Do you like words? Do you find that when you read a phrase that’s well-written, you stop and savour it? Let it roll around in your mind the way you roll a fine chocolate around in your mouth until it melts.
Do you file away particular expressions that you love to be brought out and displayed the way you would proudly flash a boutinaire or a necklace? I meditate while being guided by the audio recordings of Jon Kabat-Zinn, and, man, does he have a way with words! I have to come back to being mindful so I don’t get transported right out of the room.
Do you occasionally hear a tired expression, like skyscraper, for instance, and think: ‘Wow! Yes, that building is touching the clouds. I get it!” Suddenly the word is refreshed in your mind.
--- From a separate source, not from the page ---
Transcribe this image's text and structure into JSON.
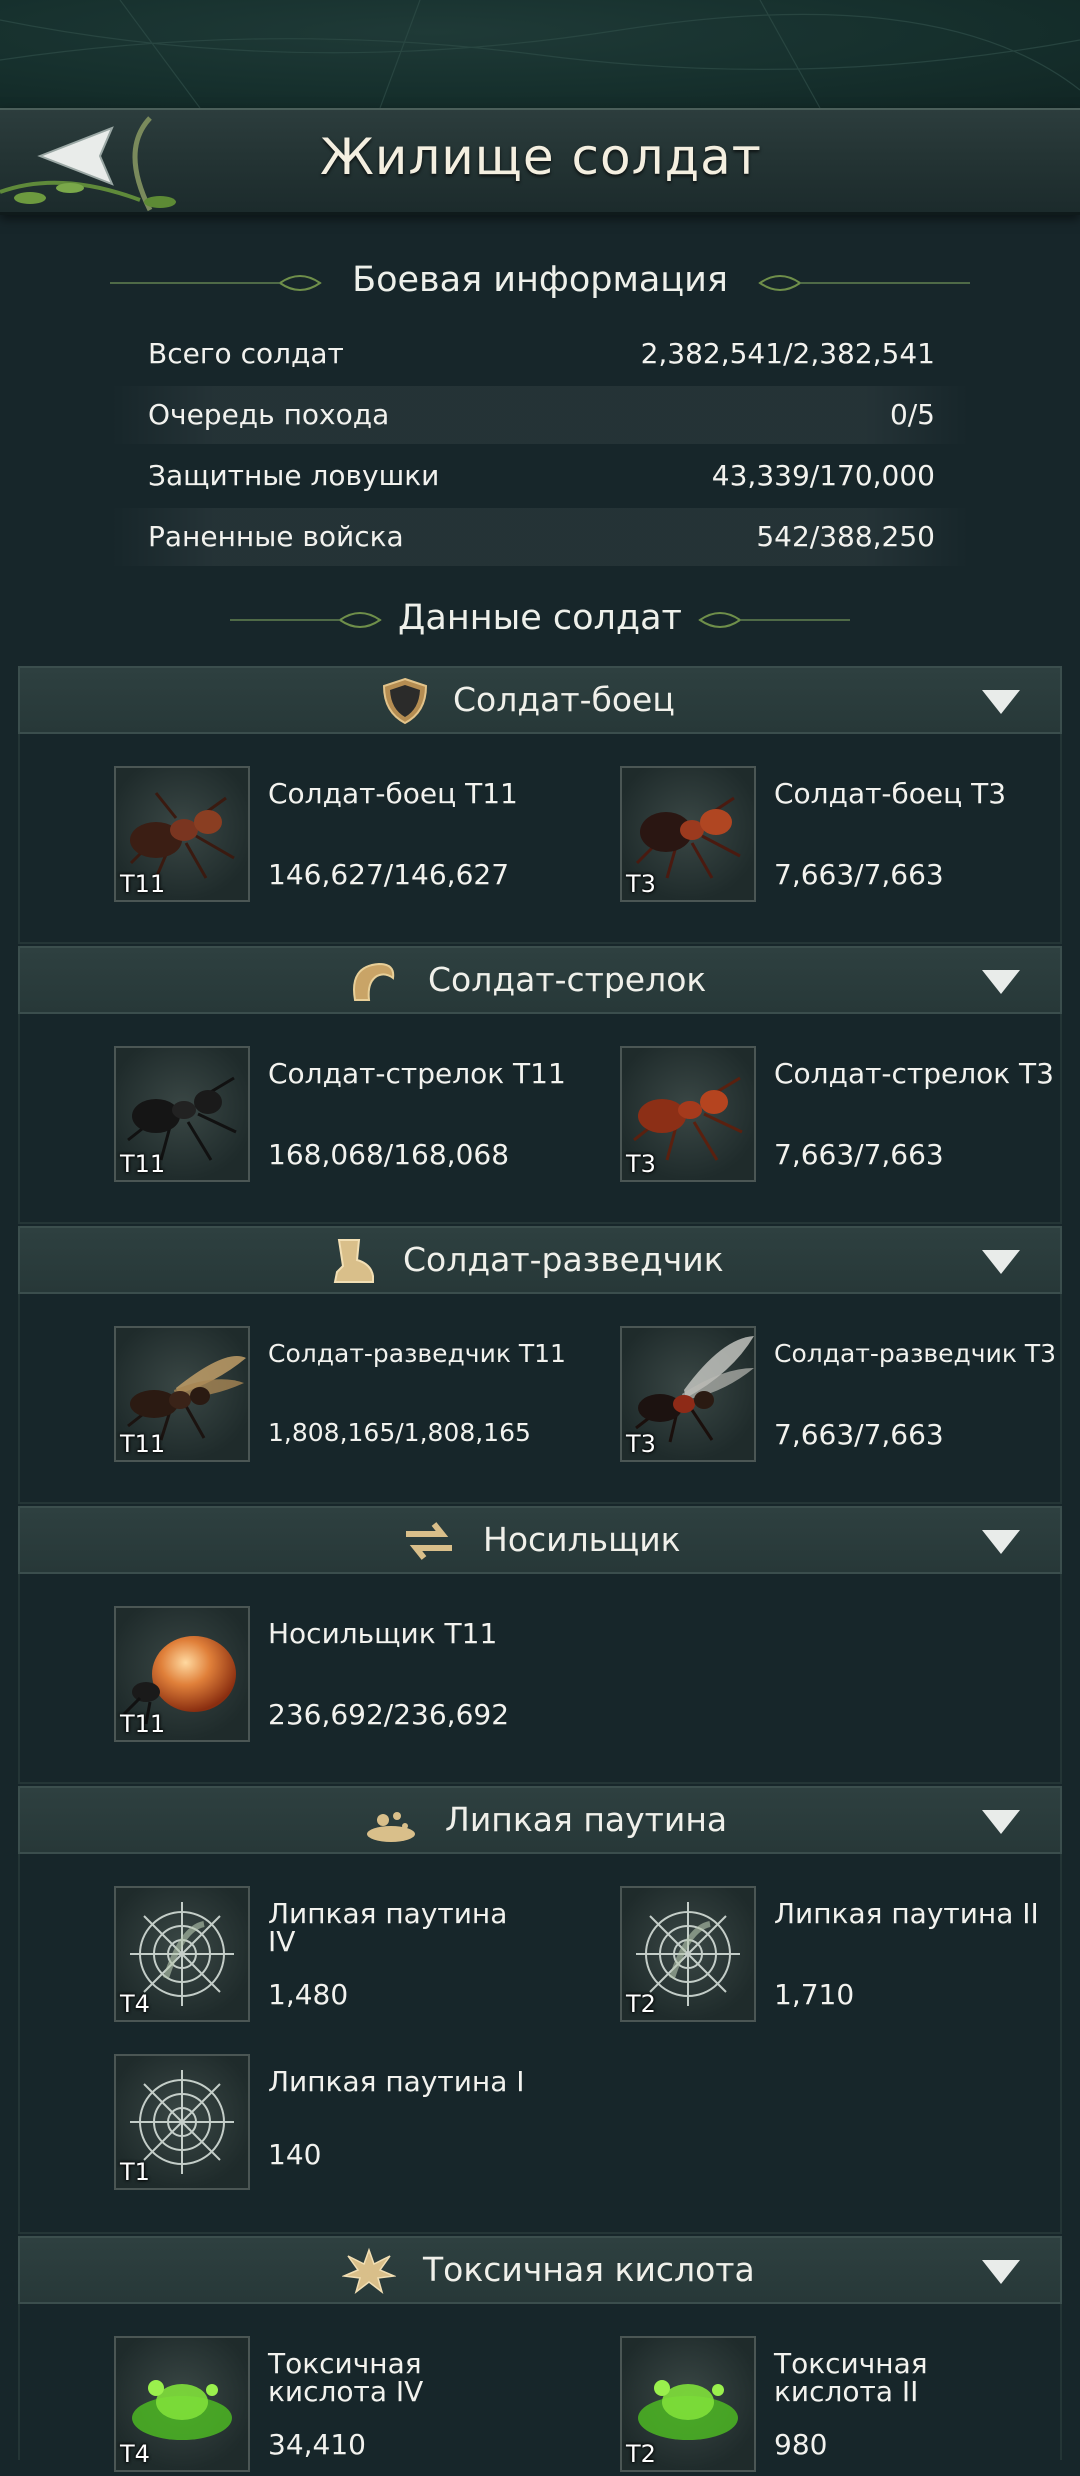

I wrote to a yoga student today and used the expression, ‘grist for the mill’, to describe the opportunity that’s available to her in dealing with an injury she has at the moment. I’ve been through quite a few ‘milling’ experiences in my life, so hopefully I wasn’t being arrogant with my advice.
Then, I got curious. What does ‘grist for the mill’ really mean? My source says grist is the grain that gets ground up to make flour, or the malt that has to get crushed to make mash. It’s not an easy process, grinding and crushing.
It’s also not easy to see the opportunities available in working with an injury that needs rehabilitating, or with a medical condition to exact a healing, or mining the process of ageing to discover any benefits.
Not easy, but useful. And possibly, enlightening and transformative. It’s really what yoga is fundamentally about: taking what’s there and experiencing it, and then possibly discovering that what’s there might be something better than you could have imagined.